■ **WHAT YOU HAVE TO DO**
Scan the material for "aras". Copy every line it appears in.
####################
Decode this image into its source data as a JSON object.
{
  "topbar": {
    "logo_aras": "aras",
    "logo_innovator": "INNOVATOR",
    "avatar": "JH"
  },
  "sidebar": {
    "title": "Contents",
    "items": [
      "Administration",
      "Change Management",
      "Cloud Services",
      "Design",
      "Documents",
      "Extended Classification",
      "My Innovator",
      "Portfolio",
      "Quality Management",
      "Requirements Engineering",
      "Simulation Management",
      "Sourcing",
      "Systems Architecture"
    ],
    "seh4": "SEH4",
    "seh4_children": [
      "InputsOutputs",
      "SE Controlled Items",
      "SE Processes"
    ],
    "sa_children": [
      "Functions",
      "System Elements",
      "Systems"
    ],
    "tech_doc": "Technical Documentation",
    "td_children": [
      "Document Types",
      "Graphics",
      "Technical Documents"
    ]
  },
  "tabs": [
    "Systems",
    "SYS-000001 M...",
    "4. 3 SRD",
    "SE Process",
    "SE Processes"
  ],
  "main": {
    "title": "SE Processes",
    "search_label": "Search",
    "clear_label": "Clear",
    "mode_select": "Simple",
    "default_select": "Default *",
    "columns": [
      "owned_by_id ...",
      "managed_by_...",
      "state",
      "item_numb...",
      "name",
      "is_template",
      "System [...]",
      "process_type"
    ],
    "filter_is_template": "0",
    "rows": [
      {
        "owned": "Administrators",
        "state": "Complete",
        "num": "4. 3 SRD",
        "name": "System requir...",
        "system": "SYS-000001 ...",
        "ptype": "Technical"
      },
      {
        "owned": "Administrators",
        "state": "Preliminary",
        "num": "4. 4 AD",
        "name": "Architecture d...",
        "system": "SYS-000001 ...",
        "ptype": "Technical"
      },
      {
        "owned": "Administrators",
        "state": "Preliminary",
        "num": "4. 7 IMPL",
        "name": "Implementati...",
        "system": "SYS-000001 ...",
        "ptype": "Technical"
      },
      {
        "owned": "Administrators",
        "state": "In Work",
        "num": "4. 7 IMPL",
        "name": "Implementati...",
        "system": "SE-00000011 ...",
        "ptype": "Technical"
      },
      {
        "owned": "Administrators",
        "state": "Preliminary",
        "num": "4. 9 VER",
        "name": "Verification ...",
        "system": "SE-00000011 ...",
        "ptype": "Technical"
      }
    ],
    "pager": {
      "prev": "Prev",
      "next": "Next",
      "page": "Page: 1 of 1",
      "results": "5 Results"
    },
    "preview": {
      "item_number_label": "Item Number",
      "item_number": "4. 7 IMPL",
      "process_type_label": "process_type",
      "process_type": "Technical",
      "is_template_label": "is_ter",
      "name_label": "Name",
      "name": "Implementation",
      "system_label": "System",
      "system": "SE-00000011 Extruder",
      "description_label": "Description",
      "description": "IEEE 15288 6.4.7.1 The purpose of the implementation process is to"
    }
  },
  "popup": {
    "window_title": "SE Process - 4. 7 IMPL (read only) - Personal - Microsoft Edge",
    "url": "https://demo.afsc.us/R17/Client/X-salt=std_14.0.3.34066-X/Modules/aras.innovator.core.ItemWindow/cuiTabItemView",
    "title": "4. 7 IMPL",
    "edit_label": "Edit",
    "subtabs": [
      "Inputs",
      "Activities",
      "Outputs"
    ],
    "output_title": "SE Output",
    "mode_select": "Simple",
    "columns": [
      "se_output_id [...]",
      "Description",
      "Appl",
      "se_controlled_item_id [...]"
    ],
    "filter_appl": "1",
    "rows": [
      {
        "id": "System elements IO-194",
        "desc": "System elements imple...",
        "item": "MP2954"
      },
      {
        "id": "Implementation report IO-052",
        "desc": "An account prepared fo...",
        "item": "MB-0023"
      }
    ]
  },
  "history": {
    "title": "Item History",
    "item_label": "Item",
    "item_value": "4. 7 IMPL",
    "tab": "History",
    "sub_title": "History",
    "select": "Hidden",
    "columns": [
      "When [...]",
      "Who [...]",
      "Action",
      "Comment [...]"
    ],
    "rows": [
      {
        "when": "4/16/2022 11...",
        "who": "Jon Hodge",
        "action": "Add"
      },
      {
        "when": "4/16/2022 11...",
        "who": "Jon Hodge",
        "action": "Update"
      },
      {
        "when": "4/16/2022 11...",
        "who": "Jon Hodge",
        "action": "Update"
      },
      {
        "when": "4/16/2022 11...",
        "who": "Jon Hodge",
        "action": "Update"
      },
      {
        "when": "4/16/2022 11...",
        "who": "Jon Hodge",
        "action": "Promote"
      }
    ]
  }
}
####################
■ **OUTPUT OF THE TASK**
    "logo_aras": "aras",
    "url": "https://demo.afsc.us/R17/Client/X-salt=std_14.0.3.34066-X/Modules/aras.innovator.core.ItemWindow/cuiTabItemView",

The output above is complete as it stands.